* **What to do**: Using the entries that follow, state how many lines contain the word "SUBMIT". The response is that number and nothing more.

------ Records for this task

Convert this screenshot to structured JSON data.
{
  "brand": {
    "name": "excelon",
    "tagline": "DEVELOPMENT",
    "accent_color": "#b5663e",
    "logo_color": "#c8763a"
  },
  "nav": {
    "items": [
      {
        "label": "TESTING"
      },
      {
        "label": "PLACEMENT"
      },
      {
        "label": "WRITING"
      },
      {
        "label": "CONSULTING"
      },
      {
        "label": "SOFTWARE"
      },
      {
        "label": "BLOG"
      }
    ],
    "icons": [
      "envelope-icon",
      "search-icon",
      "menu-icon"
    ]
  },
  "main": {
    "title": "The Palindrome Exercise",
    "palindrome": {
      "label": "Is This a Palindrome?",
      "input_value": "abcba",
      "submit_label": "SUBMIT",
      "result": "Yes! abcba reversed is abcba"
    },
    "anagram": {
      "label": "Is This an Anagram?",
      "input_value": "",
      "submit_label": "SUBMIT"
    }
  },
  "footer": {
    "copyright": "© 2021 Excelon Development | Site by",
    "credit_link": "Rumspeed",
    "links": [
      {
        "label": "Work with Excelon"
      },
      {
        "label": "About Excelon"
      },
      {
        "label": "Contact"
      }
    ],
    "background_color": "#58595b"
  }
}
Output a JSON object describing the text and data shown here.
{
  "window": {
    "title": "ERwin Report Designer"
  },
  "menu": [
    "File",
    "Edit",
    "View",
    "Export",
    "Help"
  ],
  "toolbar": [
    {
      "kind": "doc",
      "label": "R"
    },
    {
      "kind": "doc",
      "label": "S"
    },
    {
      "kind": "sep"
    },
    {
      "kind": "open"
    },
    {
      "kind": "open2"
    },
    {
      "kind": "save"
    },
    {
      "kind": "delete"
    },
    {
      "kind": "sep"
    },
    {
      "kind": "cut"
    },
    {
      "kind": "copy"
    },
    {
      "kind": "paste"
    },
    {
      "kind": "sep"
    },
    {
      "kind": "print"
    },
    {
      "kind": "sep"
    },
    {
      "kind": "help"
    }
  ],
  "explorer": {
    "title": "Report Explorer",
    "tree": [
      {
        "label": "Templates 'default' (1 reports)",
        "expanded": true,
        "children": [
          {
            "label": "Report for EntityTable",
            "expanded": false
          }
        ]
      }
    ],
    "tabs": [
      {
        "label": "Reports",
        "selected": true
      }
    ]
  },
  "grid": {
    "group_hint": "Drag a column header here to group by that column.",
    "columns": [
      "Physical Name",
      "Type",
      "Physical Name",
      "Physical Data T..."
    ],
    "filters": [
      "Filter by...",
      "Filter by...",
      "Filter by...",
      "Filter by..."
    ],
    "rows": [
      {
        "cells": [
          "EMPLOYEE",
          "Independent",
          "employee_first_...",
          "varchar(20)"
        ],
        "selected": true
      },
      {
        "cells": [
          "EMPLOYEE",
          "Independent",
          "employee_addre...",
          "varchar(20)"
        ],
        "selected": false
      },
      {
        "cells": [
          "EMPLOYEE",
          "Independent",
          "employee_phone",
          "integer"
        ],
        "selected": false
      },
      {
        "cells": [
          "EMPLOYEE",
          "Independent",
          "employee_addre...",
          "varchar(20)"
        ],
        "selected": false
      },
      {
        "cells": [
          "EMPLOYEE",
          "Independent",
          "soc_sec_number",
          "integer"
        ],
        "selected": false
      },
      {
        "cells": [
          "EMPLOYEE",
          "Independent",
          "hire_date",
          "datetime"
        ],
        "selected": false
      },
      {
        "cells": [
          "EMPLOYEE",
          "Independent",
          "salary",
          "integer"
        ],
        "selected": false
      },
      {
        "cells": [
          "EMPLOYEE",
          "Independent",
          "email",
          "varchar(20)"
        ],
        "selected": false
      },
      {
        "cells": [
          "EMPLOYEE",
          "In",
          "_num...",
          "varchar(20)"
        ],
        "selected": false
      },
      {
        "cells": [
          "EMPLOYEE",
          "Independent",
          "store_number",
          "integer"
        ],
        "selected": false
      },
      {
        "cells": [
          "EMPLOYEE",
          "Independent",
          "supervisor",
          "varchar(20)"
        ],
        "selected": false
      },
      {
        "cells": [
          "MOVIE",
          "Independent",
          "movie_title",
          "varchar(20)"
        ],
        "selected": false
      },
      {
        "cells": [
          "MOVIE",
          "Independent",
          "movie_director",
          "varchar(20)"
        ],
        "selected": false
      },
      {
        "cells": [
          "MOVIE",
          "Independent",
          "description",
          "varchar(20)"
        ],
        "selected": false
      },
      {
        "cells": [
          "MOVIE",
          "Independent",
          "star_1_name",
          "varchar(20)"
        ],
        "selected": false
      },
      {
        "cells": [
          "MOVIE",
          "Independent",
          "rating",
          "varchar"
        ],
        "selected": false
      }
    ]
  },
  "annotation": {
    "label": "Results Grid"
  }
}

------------

* **Response**: 2